Price worked under the labels Stirling Cooper, Che Guevara and Plaza in London before launching his own label in 1979. Stirling Cooper was situated in London's Wigmore Street, with a famous oriental interior designed by Price and Jane Whiteside, and Plaza on the King's Road. Price had his own-name shops in South Molton Street and on the King's Road, and also operated a shop called 'Ebony' in the 1980s.
In 1983 Price staged a 'Fashion Spectacular' at London's Camden Palace, combining fashion and music, and allowing the public to purchase tickets. In 1985, continuing to live up to his own declaration that 'I'm not a fashion designer... I'm in the theatrical business,' Antony Price created a spectacular outfit for Fashion Aid, and conceived a show-stopping presentation of model, client and long-standing friend Jerry Hall emerging from a black velvet box. The outfit, consisting of a bolero and dress with lampshade peplum in metallic and red French silk lace over lamé. Price has said of this outfit 'it wasn't the chicest or most subtle garment, but when Jerry moved under the lights she looked like a Siamese fighting fish in a vast blue tank.'
Antony Price received the 'Glamour' award from the British fashion Council in 1990, and was profiled in British Vogue the same year. In 1998, Antony Price collaborated with milliner Philip Treacy on clothing for his show at London Fashion Week, and continued to collaborate on subsequent Treacy shows in London and Paris. In 2000, Antony Price created evening gowns constructed of carpet to feature in the advertising campaigns of British carpet manufacturer Brintons, a commission previously undertaken by Vivienne Westwood.

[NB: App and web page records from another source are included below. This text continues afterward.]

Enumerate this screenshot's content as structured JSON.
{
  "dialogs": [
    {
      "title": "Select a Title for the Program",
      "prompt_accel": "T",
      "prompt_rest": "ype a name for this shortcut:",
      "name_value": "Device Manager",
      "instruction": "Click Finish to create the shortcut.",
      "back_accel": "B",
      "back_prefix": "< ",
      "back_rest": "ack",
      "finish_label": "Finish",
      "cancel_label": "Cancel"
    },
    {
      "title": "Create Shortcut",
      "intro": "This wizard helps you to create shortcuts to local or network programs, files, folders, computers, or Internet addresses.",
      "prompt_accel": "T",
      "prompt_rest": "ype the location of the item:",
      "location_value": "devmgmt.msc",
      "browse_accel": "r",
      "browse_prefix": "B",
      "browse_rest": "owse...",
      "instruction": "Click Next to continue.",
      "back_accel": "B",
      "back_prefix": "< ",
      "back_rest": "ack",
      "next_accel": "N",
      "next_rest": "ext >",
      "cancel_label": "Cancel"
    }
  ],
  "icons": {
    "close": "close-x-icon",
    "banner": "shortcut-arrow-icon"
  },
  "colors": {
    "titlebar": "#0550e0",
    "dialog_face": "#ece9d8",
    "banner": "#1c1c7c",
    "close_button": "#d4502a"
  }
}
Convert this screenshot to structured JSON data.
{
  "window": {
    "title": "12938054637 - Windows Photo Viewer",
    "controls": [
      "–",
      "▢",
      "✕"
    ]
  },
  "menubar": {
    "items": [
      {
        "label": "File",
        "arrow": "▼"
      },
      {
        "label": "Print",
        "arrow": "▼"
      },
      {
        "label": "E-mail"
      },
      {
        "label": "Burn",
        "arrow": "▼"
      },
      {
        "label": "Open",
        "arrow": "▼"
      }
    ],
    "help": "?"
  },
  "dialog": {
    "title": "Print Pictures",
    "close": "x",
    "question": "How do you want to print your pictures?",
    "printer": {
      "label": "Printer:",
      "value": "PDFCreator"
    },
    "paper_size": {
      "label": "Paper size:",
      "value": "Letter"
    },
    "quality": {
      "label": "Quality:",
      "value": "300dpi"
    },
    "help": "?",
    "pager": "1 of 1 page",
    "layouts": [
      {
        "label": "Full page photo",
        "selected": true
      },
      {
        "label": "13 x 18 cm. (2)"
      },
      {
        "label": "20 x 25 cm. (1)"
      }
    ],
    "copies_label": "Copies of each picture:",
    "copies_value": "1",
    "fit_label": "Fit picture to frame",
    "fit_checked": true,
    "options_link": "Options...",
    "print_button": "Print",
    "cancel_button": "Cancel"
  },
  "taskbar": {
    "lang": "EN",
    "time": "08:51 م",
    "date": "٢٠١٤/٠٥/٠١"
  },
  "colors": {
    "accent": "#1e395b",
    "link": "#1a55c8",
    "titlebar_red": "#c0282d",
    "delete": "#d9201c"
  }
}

In 2000 he also created clothing for Glenalmond Tweed, along with 25 other British designers including Vivienne Westwood, Alexander McQueen and Margaret Howell.
Today Antony Price continues to work from his home in the English countryside, creating made-to-measure clothing for an elite clientele, including the Duchess of Cornwall. He was nominated for the British Fashion Council's 'Red Carpet Designer' award at the 2006 British Fashion Awards, and a small range of his clothes sell in London boutique A La Mode.
Antony Price was featured in the influential fashion magazines POP and BUTT in Spring 2005. In December 2006 Price was photographed by David Bailey for British Vogue alongside Christopher Kane, whose hyper-feminine bandage-wrap dresses can be regarded as a natural successor to Price's bombshell looks. Price has worked with The Hon Daphne Guinness in developing a range of key shirt and tailoring designs for her eponymous clothing line which is currently sold in London's Dover Street Market.
In 2008 Price has collaborated with The Look Presents - run by Max Karieof Soho boutique Shop At Maison Bertaux and Paul Gorman, author of The Look: Adventures In Rock & Pop Fashion - on Priceless, a new capsule collection of suits and other menswear for Topman. The debut range will be stocked in the UK from October 2008 and at Topman's new outlet in New York from November 2008. Priceless was launched to the Britishmedia at a dinner and party attended by Bryan Ferry, Pam Hogg, Nicky Haslam, Peter York and others at the legendary Mayfair nightclub Tramp in July 2008.